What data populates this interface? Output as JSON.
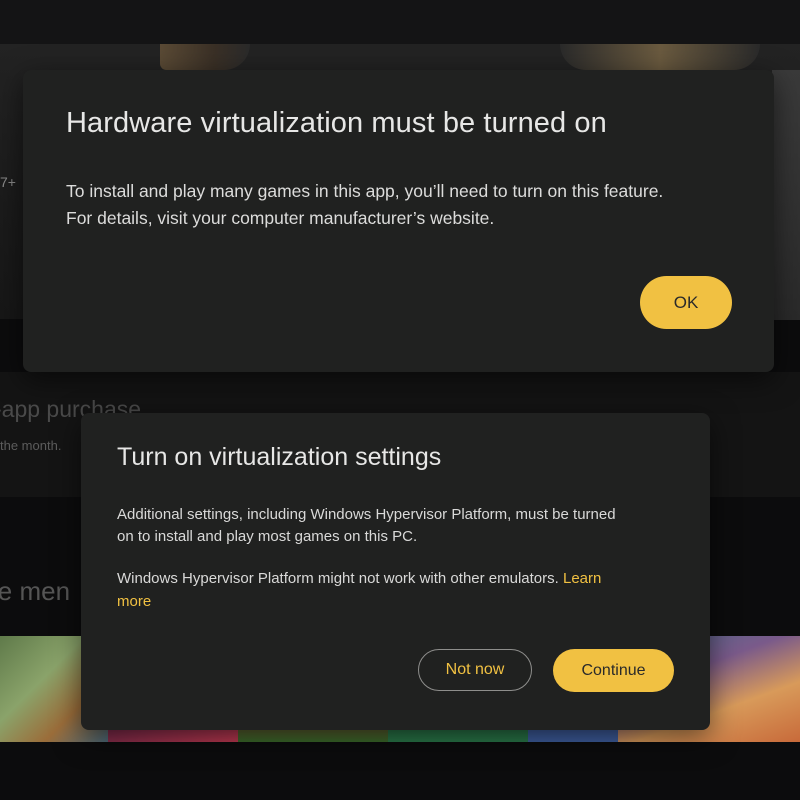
{
  "background": {
    "age_rating_fragment": "7+",
    "purchase_title_fragment": "-app purchase",
    "purchase_subtitle_fragment": "the month.",
    "more_title_fragment": "le men"
  },
  "dialog_hardware": {
    "title": "Hardware virtualization must be turned on",
    "body_lines": [
      "To install and play many games in this app, you’ll need to turn on this feature.",
      "For details, visit your computer manufacturer’s website."
    ],
    "ok_label": "OK"
  },
  "dialog_settings": {
    "title": "Turn on virtualization settings",
    "paragraph1_lines": [
      "Additional settings, including Windows Hypervisor Platform, must be turned",
      "on to install and play most games on this PC."
    ],
    "paragraph2_text": "Windows Hypervisor Platform might not work with other emulators.",
    "learn_more_part1": "Learn",
    "learn_more_part2": "more",
    "not_now_label": "Not now",
    "continue_label": "Continue"
  },
  "colors": {
    "accent": "#f1c142",
    "dialog_surface": "#202120",
    "backdrop": "#0c0c0d"
  }
}
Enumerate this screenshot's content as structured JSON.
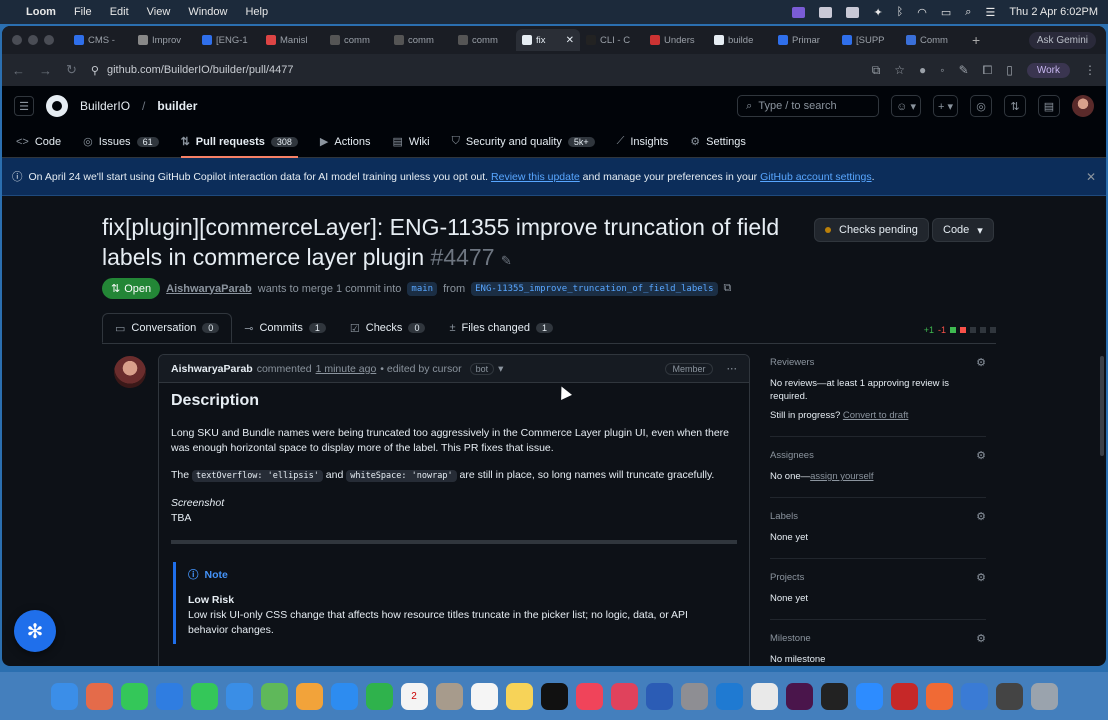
{
  "menubar": {
    "app": "Loom",
    "items": [
      "File",
      "Edit",
      "View",
      "Window",
      "Help"
    ],
    "datetime": "Thu 2 Apr  6:02PM"
  },
  "tabs": [
    {
      "label": "CMS -",
      "color": "#2f6feb"
    },
    {
      "label": "Improv",
      "color": "#888"
    },
    {
      "label": "[ENG-1",
      "color": "#2f6feb"
    },
    {
      "label": "Manisl",
      "color": "#d44"
    },
    {
      "label": "comm",
      "color": "#555"
    },
    {
      "label": "comm",
      "color": "#555"
    },
    {
      "label": "comm",
      "color": "#555"
    },
    {
      "label": "fix",
      "color": "#e6edf3"
    },
    {
      "label": "CLI - C",
      "color": "#222"
    },
    {
      "label": "Unders",
      "color": "#c33"
    },
    {
      "label": "builde",
      "color": "#e6edf3"
    },
    {
      "label": "Primar",
      "color": "#2f6feb"
    },
    {
      "label": "[SUPP",
      "color": "#2f6feb"
    },
    {
      "label": "Comm",
      "color": "#3a6fd8"
    }
  ],
  "active_tab_index": 7,
  "ask_gemini": "Ask Gemini",
  "url": "github.com/BuilderIO/builder/pull/4477",
  "work_profile": "Work",
  "github": {
    "org": "BuilderIO",
    "repo": "builder",
    "search_placeholder": "Type / to search",
    "search_key": "/",
    "nav": [
      {
        "label": "Code",
        "icon": "<>",
        "count": ""
      },
      {
        "label": "Issues",
        "icon": "◎",
        "count": "61"
      },
      {
        "label": "Pull requests",
        "icon": "⇅",
        "count": "308"
      },
      {
        "label": "Actions",
        "icon": "▶",
        "count": ""
      },
      {
        "label": "Wiki",
        "icon": "▤",
        "count": ""
      },
      {
        "label": "Security and quality",
        "icon": "⛉",
        "count": "5k+"
      },
      {
        "label": "Insights",
        "icon": "⟋",
        "count": ""
      },
      {
        "label": "Settings",
        "icon": "⚙",
        "count": ""
      }
    ]
  },
  "banner": {
    "text1": "On April 24 we'll start using GitHub Copilot interaction data for AI model training unless you opt out.",
    "link1": "Review this update",
    "text2": "and manage your preferences in your",
    "link2": "GitHub account settings",
    "text3": "."
  },
  "pr": {
    "title": "fix[plugin][commerceLayer]: ENG-11355 improve truncation of field labels in commerce layer plugin",
    "number": "#4477",
    "checks": "Checks pending",
    "code": "Code",
    "state": "Open",
    "author": "AishwaryaParab",
    "merge_text": "wants to merge 1 commit into",
    "base": "main",
    "from_text": "from",
    "head": "ENG-11355_improve_truncation_of_field_labels",
    "tabs": [
      {
        "label": "Conversation",
        "count": "0",
        "icon": "▭"
      },
      {
        "label": "Commits",
        "count": "1",
        "icon": "⊸"
      },
      {
        "label": "Checks",
        "count": "0",
        "icon": "☑"
      },
      {
        "label": "Files changed",
        "count": "1",
        "icon": "±"
      }
    ],
    "diff_add": "+1",
    "diff_del": "-1"
  },
  "comment": {
    "author": "AishwaryaParab",
    "action": "commented",
    "time": "1 minute ago",
    "edited": "• edited by cursor",
    "bot": "bot",
    "role": "Member",
    "heading": "Description",
    "p1": "Long SKU and Bundle names were being truncated too aggressively in the Commerce Layer plugin UI, even when there was enough horizontal space to display more of the label. This PR fixes that issue.",
    "p2_a": "The",
    "p2_code1": "textOverflow: 'ellipsis'",
    "p2_b": "and",
    "p2_code2": "whiteSpace: 'nowrap'",
    "p2_c": "are still in place, so long names will truncate gracefully.",
    "screenshot_label": "Screenshot",
    "screenshot_value": "TBA",
    "note_title": "Note",
    "risk_title": "Low Risk",
    "risk_text": "Low risk UI-only CSS change that affects how resource titles truncate in the picker list; no logic, data, or API behavior changes."
  },
  "sidebar": {
    "reviewers_label": "Reviewers",
    "reviewers_text": "No reviews—at least 1 approving review is required.",
    "progress_text": "Still in progress?",
    "progress_link": "Convert to draft",
    "assignees_label": "Assignees",
    "assignees_text": "No one—",
    "assignees_link": "assign yourself",
    "labels_label": "Labels",
    "labels_text": "None yet",
    "projects_label": "Projects",
    "projects_text": "None yet",
    "milestone_label": "Milestone",
    "milestone_text": "No milestone"
  },
  "dock": [
    {
      "name": "finder",
      "color": "#3b8ee8"
    },
    {
      "name": "launchpad",
      "color": "#e46b4a"
    },
    {
      "name": "phone",
      "color": "#34c759"
    },
    {
      "name": "safari",
      "color": "#2f7de1"
    },
    {
      "name": "messages",
      "color": "#34c759"
    },
    {
      "name": "mail",
      "color": "#3a8ee6"
    },
    {
      "name": "maps",
      "color": "#5fb85a"
    },
    {
      "name": "photos",
      "color": "#f2a33a"
    },
    {
      "name": "app-store",
      "color": "#2d8cf0"
    },
    {
      "name": "facetime",
      "color": "#2fb24c"
    },
    {
      "name": "calendar",
      "color": "#f4f4f4",
      "label": "2"
    },
    {
      "name": "contacts",
      "color": "#a79b8c"
    },
    {
      "name": "reminders",
      "color": "#f5f5f5"
    },
    {
      "name": "notes",
      "color": "#f7d358"
    },
    {
      "name": "tv",
      "color": "#111"
    },
    {
      "name": "music",
      "color": "#f0445a"
    },
    {
      "name": "rocket",
      "color": "#e0425c"
    },
    {
      "name": "word",
      "color": "#2b5cb5"
    },
    {
      "name": "settings",
      "color": "#8e8e93"
    },
    {
      "name": "vscode",
      "color": "#1f7ad2"
    },
    {
      "name": "chrome",
      "color": "#e9e9e9"
    },
    {
      "name": "slack",
      "color": "#4a154b"
    },
    {
      "name": "terminal",
      "color": "#222"
    },
    {
      "name": "zoom",
      "color": "#2d8cff"
    },
    {
      "name": "red-app",
      "color": "#c62828"
    },
    {
      "name": "pen-app",
      "color": "#f06a35"
    },
    {
      "name": "snowflake",
      "color": "#3a7bd5"
    },
    {
      "name": "downloads",
      "color": "#444"
    },
    {
      "name": "trash",
      "color": "#9aa3ad"
    }
  ]
}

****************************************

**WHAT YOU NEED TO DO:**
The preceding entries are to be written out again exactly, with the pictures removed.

**OUTPUT OF THE TASK:**
What data populates this interface? Output as JSON.
{
  "background": {
    "age_rating_fragment": "7+",
    "purchase_title_fragment": "-app purchase",
    "purchase_subtitle_fragment": "the month.",
    "more_title_fragment": "le men"
  },
  "dialog_hardware": {
    "title": "Hardware virtualization must be turned on",
    "body_lines": [
      "To install and play many games in this app, you’ll need to turn on this feature.",
      "For details, visit your computer manufacturer’s website."
    ],
    "ok_label": "OK"
  },
  "dialog_settings": {
    "title": "Turn on virtualization settings",
    "paragraph1_lines": [
      "Additional settings, including Windows Hypervisor Platform, must be turned",
      "on to install and play most games on this PC."
    ],
    "paragraph2_text": "Windows Hypervisor Platform might not work with other emulators.",
    "learn_more_part1": "Learn",
    "learn_more_part2": "more",
    "not_now_label": "Not now",
    "continue_label": "Continue"
  },
  "colors": {
    "accent": "#f1c142",
    "dialog_surface": "#202120",
    "backdrop": "#0c0c0d"
  }
}
Enumerate this screenshot's content as structured JSON.
{
  "menubar": {
    "app": "Loom",
    "items": [
      "File",
      "Edit",
      "View",
      "Window",
      "Help"
    ],
    "datetime": "Thu 2 Apr  6:02PM"
  },
  "tabs": [
    {
      "label": "CMS -",
      "color": "#2f6feb"
    },
    {
      "label": "Improv",
      "color": "#888"
    },
    {
      "label": "[ENG-1",
      "color": "#2f6feb"
    },
    {
      "label": "Manisl",
      "color": "#d44"
    },
    {
      "label": "comm",
      "color": "#555"
    },
    {
      "label": "comm",
      "color": "#555"
    },
    {
      "label": "comm",
      "color": "#555"
    },
    {
      "label": "fix",
      "color": "#e6edf3"
    },
    {
      "label": "CLI - C",
      "color": "#222"
    },
    {
      "label": "Unders",
      "color": "#c33"
    },
    {
      "label": "builde",
      "color": "#e6edf3"
    },
    {
      "label": "Primar",
      "color": "#2f6feb"
    },
    {
      "label": "[SUPP",
      "color": "#2f6feb"
    },
    {
      "label": "Comm",
      "color": "#3a6fd8"
    }
  ],
  "active_tab_index": 7,
  "ask_gemini": "Ask Gemini",
  "url": "github.com/BuilderIO/builder/pull/4477",
  "work_profile": "Work",
  "github": {
    "org": "BuilderIO",
    "repo": "builder",
    "search_placeholder": "Type / to search",
    "search_key": "/",
    "nav": [
      {
        "label": "Code",
        "icon": "<>",
        "count": ""
      },
      {
        "label": "Issues",
        "icon": "◎",
        "count": "61"
      },
      {
        "label": "Pull requests",
        "icon": "⇅",
        "count": "308"
      },
      {
        "label": "Actions",
        "icon": "▶",
        "count": ""
      },
      {
        "label": "Wiki",
        "icon": "▤",
        "count": ""
      },
      {
        "label": "Security and quality",
        "icon": "⛉",
        "count": "5k+"
      },
      {
        "label": "Insights",
        "icon": "⟋",
        "count": ""
      },
      {
        "label": "Settings",
        "icon": "⚙",
        "count": ""
      }
    ]
  },
  "banner": {
    "text1": "On April 24 we'll start using GitHub Copilot interaction data for AI model training unless you opt out.",
    "link1": "Review this update",
    "text2": "and manage your preferences in your",
    "link2": "GitHub account settings",
    "text3": "."
  },
  "pr": {
    "title": "fix[plugin][commerceLayer]: ENG-11355 improve truncation of field labels in commerce layer plugin",
    "number": "#4477",
    "checks": "Checks pending",
    "code": "Code",
    "state": "Open",
    "author": "AishwaryaParab",
    "merge_text": "wants to merge 1 commit into",
    "base": "main",
    "from_text": "from",
    "head": "ENG-11355_improve_truncation_of_field_labels",
    "tabs": [
      {
        "label": "Conversation",
        "count": "0",
        "icon": "▭"
      },
      {
        "label": "Commits",
        "count": "1",
        "icon": "⊸"
      },
      {
        "label": "Checks",
        "count": "0",
        "icon": "☑"
      },
      {
        "label": "Files changed",
        "count": "1",
        "icon": "±"
      }
    ],
    "diff_add": "+1",
    "diff_del": "-1"
  },
  "comment": {
    "author": "AishwaryaParab",
    "action": "commented",
    "time": "1 minute ago",
    "edited": "• edited by cursor",
    "bot": "bot",
    "role": "Member",
    "heading": "Description",
    "p1": "Long SKU and Bundle names were being truncated too aggressively in the Commerce Layer plugin UI, even when there was enough horizontal space to display more of the label. This PR fixes that issue.",
    "p2_a": "The",
    "p2_code1": "textOverflow: 'ellipsis'",
    "p2_b": "and",
    "p2_code2": "whiteSpace: 'nowrap'",
    "p2_c": "are still in place, so long names will truncate gracefully.",
    "screenshot_label": "Screenshot",
    "screenshot_value": "TBA",
    "note_title": "Note",
    "risk_title": "Low Risk",
    "risk_text": "Low risk UI-only CSS change that affects how resource titles truncate in the picker list; no logic, data, or API behavior changes."
  },
  "sidebar": {
    "reviewers_label": "Reviewers",
    "reviewers_text": "No reviews—at least 1 approving review is required.",
    "progress_text": "Still in progress?",
    "progress_link": "Convert to draft",
    "assignees_label": "Assignees",
    "assignees_text": "No one—",
    "assignees_link": "assign yourself",
    "labels_label": "Labels",
    "labels_text": "None yet",
    "projects_label": "Projects",
    "projects_text": "None yet",
    "milestone_label": "Milestone",
    "milestone_text": "No milestone"
  },
  "dock": [
    {
      "name": "finder",
      "color": "#3b8ee8"
    },
    {
      "name": "launchpad",
      "color": "#e46b4a"
    },
    {
      "name": "phone",
      "color": "#34c759"
    },
    {
      "name": "safari",
      "color": "#2f7de1"
    },
    {
      "name": "messages",
      "color": "#34c759"
    },
    {
      "name": "mail",
      "color": "#3a8ee6"
    },
    {
      "name": "maps",
      "color": "#5fb85a"
    },
    {
      "name": "photos",
      "color": "#f2a33a"
    },
    {
      "name": "app-store",
      "color": "#2d8cf0"
    },
    {
      "name": "facetime",
      "color": "#2fb24c"
    },
    {
      "name": "calendar",
      "color": "#f4f4f4",
      "label": "2"
    },
    {
      "name": "contacts",
      "color": "#a79b8c"
    },
    {
      "name": "reminders",
      "color": "#f5f5f5"
    },
    {
      "name": "notes",
      "color": "#f7d358"
    },
    {
      "name": "tv",
      "color": "#111"
    },
    {
      "name": "music",
      "color": "#f0445a"
    },
    {
      "name": "rocket",
      "color": "#e0425c"
    },
    {
      "name": "word",
      "color": "#2b5cb5"
    },
    {
      "name": "settings",
      "color": "#8e8e93"
    },
    {
      "name": "vscode",
      "color": "#1f7ad2"
    },
    {
      "name": "chrome",
      "color": "#e9e9e9"
    },
    {
      "name": "slack",
      "color": "#4a154b"
    },
    {
      "name": "terminal",
      "color": "#222"
    },
    {
      "name": "zoom",
      "color": "#2d8cff"
    },
    {
      "name": "red-app",
      "color": "#c62828"
    },
    {
      "name": "pen-app",
      "color": "#f06a35"
    },
    {
      "name": "snowflake",
      "color": "#3a7bd5"
    },
    {
      "name": "downloads",
      "color": "#444"
    },
    {
      "name": "trash",
      "color": "#9aa3ad"
    }
  ]
}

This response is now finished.